Targeting a team that is in the mid-100s projected finishing range and programming them for neutral ground may be a coincidence, but I find it hard to believe. This game makes analytical sense, the goodness of the NET’s ranking system written all over it and this must be Golden’s first step to fully exploit the data to put his team in the best position to make the NCAA tournament and have a good seed.
Part of the reason San Francisco was able to make the NCAA Tournament last season under Golden with a strong seed was that exact type of smart planning. They played Davidson (46th in NET), Towson (71st in NET), UAB (49th in NET), Grand Canyon (92nd in NET) and Loyola Chicago (28th in NET), which meant three quadrants -1 games and two games from quadrant-2, a program of very good quality even when playing exclusively mid-majors.
Florida last year, on the other hand, largely played teams in the mid-200s in the home NET. If you are a die-hard fan who follows the NET after every game, you will remember that the Gators won a few of these games and always fell on the NET afterwards, a sign of how little weight these games are given. by the NET. Ultimately, that played a small part in the Gators not being close to the NCAA Tournament conversation.
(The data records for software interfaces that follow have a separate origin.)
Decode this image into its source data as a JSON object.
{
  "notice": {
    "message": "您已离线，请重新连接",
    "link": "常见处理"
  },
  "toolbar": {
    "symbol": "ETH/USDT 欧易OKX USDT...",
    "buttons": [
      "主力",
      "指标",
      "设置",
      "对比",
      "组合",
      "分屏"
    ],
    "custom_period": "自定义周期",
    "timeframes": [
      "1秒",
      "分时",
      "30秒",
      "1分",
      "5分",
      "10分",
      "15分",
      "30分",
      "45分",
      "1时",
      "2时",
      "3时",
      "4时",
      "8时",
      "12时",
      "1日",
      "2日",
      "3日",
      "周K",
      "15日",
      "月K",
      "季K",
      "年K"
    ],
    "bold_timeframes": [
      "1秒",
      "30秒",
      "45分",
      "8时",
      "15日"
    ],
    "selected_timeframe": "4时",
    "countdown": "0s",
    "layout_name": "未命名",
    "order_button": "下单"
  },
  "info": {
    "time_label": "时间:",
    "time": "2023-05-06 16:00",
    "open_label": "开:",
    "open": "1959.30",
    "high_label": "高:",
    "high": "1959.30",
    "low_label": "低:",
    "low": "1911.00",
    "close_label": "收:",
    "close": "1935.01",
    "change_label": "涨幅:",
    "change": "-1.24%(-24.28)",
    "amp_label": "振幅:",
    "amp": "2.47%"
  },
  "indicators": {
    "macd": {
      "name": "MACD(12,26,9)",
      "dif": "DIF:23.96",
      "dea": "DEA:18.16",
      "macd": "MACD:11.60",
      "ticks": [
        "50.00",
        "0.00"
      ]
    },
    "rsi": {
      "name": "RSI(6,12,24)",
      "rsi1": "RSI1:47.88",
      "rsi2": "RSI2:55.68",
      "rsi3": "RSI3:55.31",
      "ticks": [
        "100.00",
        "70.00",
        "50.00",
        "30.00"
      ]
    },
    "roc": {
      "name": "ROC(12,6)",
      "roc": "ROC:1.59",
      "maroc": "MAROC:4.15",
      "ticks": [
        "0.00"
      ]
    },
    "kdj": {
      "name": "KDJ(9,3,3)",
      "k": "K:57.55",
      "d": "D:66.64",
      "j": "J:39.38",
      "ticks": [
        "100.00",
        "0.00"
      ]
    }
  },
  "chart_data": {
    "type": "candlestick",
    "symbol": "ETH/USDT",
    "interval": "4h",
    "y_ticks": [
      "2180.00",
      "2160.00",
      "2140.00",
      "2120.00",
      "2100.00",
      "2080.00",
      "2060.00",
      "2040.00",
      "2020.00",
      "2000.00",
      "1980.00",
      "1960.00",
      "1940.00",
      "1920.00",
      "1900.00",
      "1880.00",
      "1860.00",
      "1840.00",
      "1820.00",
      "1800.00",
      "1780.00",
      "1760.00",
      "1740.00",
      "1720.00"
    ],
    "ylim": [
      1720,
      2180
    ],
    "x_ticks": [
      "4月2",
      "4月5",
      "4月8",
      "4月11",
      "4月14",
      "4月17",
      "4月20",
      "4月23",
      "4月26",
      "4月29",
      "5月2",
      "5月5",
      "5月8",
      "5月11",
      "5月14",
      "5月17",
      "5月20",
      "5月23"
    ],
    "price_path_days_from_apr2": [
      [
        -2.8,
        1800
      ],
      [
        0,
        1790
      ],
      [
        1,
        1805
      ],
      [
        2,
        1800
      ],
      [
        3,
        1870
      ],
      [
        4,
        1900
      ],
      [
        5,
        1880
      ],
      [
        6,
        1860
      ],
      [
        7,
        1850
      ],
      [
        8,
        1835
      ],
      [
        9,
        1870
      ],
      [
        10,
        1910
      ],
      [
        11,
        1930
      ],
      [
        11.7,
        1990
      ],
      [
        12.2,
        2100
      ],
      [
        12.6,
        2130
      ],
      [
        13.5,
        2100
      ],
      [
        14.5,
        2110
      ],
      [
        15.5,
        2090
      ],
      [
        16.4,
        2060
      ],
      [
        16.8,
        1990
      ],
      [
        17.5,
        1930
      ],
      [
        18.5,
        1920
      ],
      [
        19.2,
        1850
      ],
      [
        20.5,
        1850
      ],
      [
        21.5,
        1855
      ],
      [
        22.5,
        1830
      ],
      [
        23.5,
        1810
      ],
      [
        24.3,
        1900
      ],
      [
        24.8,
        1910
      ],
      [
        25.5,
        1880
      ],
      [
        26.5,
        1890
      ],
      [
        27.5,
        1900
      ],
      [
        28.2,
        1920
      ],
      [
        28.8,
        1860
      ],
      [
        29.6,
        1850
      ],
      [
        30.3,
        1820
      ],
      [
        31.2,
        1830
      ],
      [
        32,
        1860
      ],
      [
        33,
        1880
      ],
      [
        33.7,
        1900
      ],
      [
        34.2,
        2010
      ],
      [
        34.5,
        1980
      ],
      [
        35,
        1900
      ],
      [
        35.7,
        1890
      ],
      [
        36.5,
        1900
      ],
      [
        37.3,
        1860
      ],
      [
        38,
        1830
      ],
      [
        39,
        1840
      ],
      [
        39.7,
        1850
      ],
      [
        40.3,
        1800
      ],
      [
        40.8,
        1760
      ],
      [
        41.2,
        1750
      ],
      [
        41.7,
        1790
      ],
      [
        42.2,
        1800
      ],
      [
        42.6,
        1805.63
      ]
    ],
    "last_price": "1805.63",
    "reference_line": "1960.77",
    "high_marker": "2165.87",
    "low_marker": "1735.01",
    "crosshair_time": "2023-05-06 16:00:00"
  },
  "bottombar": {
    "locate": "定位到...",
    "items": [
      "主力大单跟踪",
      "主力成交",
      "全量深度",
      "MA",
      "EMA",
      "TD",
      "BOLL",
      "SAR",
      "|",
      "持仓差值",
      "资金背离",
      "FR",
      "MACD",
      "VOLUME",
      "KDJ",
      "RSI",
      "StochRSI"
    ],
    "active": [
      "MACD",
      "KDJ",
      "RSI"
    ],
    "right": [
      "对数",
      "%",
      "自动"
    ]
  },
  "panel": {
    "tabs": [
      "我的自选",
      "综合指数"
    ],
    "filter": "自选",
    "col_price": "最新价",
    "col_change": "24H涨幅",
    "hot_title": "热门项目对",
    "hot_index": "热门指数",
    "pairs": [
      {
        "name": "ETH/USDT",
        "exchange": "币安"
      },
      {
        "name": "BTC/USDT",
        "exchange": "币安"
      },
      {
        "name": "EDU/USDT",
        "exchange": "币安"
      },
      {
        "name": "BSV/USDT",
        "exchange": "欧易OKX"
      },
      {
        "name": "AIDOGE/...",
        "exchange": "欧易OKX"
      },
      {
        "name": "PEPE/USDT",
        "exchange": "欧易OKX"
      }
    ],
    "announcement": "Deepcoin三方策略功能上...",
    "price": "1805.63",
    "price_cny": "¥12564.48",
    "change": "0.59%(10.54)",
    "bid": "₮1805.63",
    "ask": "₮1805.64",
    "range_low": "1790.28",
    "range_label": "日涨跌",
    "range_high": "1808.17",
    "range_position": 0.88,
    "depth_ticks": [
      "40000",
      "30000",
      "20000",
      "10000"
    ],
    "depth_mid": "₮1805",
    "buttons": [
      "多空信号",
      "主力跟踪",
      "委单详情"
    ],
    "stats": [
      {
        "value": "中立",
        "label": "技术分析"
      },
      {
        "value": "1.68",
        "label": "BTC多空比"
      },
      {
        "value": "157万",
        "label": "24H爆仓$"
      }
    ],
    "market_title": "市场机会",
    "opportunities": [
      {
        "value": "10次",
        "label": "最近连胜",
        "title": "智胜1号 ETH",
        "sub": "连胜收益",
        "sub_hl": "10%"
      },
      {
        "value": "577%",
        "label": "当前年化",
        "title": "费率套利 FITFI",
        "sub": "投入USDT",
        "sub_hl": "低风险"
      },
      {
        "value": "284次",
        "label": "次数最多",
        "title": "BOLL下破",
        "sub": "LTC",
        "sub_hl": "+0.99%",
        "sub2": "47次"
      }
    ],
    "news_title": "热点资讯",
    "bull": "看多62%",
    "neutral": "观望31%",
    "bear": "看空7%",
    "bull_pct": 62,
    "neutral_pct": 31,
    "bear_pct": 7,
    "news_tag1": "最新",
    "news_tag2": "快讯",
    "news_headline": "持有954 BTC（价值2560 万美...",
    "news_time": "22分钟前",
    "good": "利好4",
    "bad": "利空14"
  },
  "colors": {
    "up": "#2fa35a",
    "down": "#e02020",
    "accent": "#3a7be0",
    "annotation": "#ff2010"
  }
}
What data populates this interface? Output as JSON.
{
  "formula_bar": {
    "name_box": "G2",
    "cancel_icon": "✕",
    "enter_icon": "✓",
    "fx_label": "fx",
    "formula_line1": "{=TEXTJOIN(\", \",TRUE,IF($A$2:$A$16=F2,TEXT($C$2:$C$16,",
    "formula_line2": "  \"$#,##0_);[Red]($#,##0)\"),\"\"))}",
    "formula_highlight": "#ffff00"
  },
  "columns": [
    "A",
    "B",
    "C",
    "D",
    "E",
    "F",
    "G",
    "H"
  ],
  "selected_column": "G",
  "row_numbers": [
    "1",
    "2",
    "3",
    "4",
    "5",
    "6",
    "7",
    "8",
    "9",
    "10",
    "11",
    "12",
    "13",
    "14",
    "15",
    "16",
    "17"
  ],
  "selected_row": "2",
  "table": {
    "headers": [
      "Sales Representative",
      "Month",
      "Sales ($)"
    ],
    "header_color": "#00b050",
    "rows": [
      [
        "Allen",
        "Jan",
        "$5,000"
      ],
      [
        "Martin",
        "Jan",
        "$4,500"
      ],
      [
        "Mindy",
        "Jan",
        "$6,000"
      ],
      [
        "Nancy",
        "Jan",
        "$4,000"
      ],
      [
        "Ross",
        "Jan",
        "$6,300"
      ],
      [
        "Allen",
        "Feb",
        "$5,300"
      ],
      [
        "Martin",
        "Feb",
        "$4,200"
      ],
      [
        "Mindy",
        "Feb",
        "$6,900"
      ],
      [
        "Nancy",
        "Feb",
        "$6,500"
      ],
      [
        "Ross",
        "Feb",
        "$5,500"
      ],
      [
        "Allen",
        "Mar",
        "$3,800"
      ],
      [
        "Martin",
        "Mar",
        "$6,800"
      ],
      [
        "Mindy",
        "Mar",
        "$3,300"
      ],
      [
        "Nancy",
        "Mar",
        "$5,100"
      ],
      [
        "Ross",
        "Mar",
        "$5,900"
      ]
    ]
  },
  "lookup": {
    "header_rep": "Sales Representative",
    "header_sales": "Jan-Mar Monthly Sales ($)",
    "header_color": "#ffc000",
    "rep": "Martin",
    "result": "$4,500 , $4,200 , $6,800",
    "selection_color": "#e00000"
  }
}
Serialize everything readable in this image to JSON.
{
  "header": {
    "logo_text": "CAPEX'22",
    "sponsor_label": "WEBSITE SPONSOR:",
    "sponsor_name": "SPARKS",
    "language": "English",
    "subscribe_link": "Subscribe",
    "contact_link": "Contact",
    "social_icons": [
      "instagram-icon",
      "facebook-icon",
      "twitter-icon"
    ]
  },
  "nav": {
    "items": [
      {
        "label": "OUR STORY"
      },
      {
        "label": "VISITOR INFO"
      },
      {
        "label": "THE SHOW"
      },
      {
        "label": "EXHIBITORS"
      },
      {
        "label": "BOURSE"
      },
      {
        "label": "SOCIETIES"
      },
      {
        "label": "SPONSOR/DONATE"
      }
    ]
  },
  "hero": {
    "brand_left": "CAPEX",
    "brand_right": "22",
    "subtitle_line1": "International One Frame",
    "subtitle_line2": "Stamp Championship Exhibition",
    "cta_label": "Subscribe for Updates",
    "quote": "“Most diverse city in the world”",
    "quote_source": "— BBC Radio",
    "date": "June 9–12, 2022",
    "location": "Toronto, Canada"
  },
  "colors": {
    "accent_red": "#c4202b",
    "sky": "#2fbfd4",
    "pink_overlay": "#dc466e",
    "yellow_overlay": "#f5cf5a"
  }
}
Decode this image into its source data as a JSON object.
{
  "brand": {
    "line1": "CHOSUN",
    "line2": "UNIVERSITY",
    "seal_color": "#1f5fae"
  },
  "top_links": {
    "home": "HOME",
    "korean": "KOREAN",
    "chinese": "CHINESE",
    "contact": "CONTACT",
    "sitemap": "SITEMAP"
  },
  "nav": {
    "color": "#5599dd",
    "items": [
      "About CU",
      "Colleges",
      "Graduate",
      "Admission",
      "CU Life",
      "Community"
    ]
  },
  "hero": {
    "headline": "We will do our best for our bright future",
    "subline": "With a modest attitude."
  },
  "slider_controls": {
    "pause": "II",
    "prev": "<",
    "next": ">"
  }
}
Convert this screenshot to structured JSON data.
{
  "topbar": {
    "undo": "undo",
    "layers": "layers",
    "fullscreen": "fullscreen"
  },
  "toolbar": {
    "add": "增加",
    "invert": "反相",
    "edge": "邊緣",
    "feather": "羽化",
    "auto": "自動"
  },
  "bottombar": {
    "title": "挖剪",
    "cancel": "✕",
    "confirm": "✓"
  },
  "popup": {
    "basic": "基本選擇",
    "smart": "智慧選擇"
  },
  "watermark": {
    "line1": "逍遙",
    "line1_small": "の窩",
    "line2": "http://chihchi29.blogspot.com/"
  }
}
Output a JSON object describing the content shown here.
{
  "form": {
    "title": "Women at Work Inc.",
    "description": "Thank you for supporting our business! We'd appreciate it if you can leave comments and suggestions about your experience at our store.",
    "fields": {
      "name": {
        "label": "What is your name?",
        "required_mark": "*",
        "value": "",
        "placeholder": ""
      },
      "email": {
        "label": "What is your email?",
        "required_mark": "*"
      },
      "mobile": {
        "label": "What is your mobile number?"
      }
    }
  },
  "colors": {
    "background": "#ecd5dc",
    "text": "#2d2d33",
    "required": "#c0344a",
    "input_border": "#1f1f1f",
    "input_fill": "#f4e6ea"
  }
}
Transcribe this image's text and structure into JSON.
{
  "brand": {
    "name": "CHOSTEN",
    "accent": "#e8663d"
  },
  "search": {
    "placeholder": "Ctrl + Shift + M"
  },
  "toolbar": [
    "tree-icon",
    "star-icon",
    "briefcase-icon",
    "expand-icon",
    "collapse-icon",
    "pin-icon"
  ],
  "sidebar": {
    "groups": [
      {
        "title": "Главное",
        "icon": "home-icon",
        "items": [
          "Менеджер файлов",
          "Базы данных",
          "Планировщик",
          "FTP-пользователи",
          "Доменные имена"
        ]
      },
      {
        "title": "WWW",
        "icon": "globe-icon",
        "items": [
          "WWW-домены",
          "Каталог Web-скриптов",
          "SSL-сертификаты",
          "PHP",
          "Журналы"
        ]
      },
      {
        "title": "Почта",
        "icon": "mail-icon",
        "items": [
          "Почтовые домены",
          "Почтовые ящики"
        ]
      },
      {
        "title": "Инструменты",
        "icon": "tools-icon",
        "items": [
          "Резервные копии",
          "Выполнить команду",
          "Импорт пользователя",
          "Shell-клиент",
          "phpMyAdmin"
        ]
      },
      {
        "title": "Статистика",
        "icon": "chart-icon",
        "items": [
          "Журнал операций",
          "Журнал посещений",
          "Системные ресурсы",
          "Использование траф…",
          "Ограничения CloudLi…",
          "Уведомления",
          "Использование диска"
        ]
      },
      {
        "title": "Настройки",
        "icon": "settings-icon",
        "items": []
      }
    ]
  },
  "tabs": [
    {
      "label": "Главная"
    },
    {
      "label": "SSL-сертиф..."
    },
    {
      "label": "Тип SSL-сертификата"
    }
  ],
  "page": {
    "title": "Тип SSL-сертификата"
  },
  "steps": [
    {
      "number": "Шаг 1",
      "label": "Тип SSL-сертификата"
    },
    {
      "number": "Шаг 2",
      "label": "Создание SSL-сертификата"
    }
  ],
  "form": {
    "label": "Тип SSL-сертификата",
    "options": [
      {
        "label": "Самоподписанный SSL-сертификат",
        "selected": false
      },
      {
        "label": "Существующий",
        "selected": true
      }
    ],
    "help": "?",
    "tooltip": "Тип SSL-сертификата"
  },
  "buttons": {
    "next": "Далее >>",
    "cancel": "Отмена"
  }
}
We will continue to see the impact of Golden using analytics to help him lead the program and this game with Ohio at a neutral site is a shining example of how data can help a basketball team. university with all the elements, both on and off the field.